I wrote this on April 16th:
I grew up going to the Boston Marathon. I have never been to the finish line, but I spent nearly every Patriot’s Day from years 1990-2009 at the starting line in Hopkinton. My grandparents’ house is just off the marathon route.
Every year both sides of my family would get together and go down to the Hopkinton common and buy cheap-o souvenirs, stop at all of the sidewalk sales, collect free hats/tshirts/bags, and listen to the garage bands all up and down the street. I sold lemonade outside my grandparents house, laughed at of all the runners “relieving” themselves one last time in people’s yards before they set out for their run, held my hand out for high fives as the runners started the race, grabbed trash bags of left behind clothes from the runners left around the common, and ate pancakes the morning of at the middle school with the marathon volunteers. I remember waiting for my dad at my grandparent’s house because he was running from our house in Upton all the way to their house in Hopkinton. I remember sleeping in a recliner chair the night before the 100th anniversary while my cousins slept in a tent in the front yard because they were closing the roads at some ungodly hour in the morning. I remember my cousin waking up the morning of the marathon and deciding to run it on whim when she was like 16 years old. I remember my friends doing the same thing a few years later when they were 21. I remember my uncle running a couple years ago and tracking his progress online and watching him cross the finish line even though I was 3 hours away from Boston.
Needless to say, I have A LOT of memories of the Boston Marathon. As I got older, it became harder to make time for. I was too busy being an adult and going to work, or I lived too far away, or I had the “been there, done that” attitude. This past weekend, I was actually a little sad that I hadn’t been in a few years and I was hoping to change that next year.
I don’t know how possible that is going to be.
Granted, the events that happened this past Monday occurred in Boston. Hopkinton remains unscathed. However, I think we all know that the Marathon is just going to be different from here on out. Just like going to the airport is different post 9/11.
What happened on Monday was scary. It was REALLY scary. I am so thankful that I did not know anyone that was there or near the explosions, but my heart goes out to the people that did. The outpouring of grief and sympathy is overwhelming just to read, let alone feel. Life as we all know it is going to change, just as it did the second the towers fell in 2001.
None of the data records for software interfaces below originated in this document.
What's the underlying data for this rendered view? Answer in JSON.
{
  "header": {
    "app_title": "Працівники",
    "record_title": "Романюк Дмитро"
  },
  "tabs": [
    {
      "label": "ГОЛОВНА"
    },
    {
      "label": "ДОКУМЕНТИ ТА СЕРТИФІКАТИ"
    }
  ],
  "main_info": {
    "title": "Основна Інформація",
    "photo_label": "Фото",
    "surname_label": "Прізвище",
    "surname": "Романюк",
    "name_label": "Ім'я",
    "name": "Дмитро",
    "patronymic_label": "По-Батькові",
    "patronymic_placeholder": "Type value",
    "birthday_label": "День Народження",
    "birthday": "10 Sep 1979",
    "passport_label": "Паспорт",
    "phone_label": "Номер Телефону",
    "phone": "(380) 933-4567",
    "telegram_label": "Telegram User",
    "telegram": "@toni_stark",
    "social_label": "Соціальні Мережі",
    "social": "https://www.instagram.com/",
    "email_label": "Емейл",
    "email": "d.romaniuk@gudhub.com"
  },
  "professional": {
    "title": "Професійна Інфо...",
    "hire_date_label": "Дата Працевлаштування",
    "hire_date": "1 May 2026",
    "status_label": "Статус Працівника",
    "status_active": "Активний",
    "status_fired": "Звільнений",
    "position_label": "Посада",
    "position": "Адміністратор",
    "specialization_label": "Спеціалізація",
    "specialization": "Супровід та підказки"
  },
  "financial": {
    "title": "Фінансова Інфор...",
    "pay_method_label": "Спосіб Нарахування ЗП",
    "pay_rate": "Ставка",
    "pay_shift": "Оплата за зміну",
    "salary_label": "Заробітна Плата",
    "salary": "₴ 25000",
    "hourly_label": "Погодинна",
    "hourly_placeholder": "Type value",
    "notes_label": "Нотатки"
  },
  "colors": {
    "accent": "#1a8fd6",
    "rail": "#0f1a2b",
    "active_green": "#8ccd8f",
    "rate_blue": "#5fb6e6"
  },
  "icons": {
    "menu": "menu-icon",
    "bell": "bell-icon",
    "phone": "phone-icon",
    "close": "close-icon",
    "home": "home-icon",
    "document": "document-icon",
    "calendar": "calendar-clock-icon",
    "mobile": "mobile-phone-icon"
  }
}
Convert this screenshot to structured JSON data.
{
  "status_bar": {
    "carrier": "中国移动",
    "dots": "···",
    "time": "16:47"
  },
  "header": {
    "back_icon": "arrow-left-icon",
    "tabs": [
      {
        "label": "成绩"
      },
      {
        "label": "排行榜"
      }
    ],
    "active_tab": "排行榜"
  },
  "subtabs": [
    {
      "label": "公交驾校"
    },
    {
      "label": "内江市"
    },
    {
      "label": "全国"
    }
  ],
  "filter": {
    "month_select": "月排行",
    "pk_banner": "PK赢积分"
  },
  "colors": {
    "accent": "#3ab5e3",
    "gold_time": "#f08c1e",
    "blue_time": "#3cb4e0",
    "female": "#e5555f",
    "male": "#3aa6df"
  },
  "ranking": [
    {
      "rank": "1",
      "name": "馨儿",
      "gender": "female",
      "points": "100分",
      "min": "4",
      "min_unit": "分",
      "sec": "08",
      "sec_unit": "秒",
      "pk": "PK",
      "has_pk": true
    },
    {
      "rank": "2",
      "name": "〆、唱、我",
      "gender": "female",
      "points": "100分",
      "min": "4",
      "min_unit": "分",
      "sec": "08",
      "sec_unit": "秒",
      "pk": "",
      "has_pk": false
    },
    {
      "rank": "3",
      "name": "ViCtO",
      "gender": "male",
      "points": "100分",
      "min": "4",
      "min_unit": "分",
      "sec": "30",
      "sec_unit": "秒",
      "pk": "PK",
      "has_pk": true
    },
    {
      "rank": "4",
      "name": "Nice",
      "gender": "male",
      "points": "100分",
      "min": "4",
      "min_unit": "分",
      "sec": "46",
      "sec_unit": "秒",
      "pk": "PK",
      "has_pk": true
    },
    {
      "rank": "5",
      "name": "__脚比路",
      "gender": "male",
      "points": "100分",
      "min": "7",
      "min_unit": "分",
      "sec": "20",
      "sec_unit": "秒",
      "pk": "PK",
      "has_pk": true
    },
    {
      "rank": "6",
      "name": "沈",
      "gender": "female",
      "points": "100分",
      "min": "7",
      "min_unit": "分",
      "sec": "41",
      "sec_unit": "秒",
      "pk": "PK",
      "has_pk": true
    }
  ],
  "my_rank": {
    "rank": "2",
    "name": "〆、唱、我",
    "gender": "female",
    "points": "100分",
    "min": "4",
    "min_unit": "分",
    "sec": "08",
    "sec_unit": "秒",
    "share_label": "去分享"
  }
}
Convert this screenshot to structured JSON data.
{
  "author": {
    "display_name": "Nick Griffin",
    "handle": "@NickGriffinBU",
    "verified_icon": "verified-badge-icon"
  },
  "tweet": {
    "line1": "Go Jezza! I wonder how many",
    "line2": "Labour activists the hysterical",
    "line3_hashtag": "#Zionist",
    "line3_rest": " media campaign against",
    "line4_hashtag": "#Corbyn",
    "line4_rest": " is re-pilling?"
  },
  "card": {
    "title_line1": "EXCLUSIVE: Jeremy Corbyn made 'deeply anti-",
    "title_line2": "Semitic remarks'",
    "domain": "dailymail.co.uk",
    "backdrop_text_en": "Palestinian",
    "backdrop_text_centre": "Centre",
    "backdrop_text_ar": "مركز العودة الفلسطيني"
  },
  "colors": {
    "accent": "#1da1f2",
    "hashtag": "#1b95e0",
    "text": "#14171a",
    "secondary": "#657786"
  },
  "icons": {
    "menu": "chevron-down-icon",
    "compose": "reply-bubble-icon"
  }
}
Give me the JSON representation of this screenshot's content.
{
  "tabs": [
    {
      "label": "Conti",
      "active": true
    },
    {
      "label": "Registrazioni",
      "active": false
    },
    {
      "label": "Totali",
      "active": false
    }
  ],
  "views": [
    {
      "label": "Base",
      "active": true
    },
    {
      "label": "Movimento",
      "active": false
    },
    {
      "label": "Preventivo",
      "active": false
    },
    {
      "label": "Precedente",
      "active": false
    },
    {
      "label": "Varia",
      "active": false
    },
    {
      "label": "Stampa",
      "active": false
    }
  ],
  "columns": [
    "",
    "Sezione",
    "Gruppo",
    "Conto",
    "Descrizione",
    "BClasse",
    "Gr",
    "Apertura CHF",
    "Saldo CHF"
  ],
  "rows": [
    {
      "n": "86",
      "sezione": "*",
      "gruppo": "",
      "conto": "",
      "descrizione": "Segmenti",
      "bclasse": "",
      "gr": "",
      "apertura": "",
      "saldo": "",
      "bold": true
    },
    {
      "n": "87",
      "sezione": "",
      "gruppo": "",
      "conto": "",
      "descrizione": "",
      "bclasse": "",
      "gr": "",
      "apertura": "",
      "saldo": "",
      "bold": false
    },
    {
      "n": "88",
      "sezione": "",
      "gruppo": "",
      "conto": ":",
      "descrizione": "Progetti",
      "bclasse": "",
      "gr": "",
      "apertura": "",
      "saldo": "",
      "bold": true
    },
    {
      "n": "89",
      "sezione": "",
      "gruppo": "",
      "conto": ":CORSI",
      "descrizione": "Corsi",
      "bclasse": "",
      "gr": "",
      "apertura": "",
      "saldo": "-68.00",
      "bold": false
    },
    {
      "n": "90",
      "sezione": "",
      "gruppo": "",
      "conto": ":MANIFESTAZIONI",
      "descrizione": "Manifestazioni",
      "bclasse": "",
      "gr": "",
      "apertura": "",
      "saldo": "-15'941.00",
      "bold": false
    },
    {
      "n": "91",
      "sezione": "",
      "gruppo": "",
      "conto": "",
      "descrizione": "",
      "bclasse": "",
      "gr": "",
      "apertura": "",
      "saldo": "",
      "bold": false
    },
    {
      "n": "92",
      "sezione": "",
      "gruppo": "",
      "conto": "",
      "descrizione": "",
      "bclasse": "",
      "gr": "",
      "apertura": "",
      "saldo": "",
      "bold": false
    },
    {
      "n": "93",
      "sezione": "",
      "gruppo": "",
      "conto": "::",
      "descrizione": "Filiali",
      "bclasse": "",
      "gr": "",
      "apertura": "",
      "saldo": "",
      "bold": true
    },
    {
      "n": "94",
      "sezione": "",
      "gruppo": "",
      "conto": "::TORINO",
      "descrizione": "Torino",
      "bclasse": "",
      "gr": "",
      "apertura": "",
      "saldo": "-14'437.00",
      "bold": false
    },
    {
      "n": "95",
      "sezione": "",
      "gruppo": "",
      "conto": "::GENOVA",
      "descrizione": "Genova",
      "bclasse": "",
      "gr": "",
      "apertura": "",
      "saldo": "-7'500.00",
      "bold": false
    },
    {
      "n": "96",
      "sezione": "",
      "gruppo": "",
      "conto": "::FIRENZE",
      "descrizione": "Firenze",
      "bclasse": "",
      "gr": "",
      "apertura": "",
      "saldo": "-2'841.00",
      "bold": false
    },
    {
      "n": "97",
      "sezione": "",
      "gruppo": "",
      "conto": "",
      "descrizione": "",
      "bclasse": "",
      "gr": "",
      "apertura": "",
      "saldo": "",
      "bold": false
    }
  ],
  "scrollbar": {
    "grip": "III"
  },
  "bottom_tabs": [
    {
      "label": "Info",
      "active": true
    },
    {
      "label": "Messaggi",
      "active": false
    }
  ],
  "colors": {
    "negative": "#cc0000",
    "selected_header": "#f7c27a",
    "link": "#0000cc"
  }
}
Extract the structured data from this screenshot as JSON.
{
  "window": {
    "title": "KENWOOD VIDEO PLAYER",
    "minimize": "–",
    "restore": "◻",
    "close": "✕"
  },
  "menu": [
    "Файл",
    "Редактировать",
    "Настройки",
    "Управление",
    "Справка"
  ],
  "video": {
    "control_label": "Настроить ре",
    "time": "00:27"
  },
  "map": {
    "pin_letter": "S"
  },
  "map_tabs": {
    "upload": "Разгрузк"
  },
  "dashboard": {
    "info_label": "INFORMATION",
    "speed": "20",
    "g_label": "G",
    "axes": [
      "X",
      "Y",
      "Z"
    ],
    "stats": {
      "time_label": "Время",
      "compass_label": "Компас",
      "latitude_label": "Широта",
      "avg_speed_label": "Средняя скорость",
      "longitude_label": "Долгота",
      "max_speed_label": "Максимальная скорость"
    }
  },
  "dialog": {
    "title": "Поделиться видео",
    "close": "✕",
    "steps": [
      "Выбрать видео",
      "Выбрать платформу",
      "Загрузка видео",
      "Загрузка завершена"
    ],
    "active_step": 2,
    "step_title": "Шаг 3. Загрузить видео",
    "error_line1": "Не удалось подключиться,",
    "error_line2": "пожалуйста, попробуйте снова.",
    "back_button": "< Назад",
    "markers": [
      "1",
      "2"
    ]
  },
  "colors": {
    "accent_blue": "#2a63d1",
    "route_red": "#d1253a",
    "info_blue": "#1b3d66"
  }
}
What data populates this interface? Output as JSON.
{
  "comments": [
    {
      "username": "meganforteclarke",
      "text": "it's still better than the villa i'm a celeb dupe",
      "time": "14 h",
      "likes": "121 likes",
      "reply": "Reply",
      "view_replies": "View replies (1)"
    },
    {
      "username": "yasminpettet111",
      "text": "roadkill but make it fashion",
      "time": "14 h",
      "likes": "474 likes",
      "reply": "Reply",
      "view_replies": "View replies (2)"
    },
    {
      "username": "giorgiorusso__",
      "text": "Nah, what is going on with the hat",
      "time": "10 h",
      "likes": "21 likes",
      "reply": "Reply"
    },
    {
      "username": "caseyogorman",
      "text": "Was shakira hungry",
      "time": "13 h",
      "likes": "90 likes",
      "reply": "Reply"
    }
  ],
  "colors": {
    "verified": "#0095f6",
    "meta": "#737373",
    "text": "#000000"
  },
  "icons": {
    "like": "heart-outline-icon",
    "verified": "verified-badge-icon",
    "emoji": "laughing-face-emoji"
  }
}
I love what people have been saying about Boston and I love how the entire country has been reacting to what happened. I love that the Yankees, the most hated team in the world as far as Bostonians are concerned, played “Sweet Caroline” yesterday. I love that Chicago is recognizing themselves as Red Sox, Patriots, Celtics, and Bruins. As divided as this country may seem day to day, its comforting to know that it can pull together in times like these. I love hearing people say phrases like “Boston Strong” “Believe in Boston” “Boston, Your OUR Home”. I love that strangers helped strangers to safety and saved each other’s lives. It really makes me believe that the good will outweigh the bad in the end.